### Data excerpts
....

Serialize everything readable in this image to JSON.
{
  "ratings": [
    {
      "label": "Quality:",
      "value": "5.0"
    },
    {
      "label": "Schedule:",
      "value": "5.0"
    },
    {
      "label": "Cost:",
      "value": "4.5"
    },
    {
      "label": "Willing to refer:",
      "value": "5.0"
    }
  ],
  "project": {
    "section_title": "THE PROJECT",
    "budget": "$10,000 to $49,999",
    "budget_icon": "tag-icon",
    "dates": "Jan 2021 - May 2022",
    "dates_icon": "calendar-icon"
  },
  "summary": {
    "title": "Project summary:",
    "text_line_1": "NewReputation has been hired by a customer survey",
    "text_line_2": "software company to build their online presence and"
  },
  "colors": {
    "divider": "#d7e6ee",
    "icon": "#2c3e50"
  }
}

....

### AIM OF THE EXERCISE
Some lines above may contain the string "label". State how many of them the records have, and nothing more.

### TASK ANSWER
4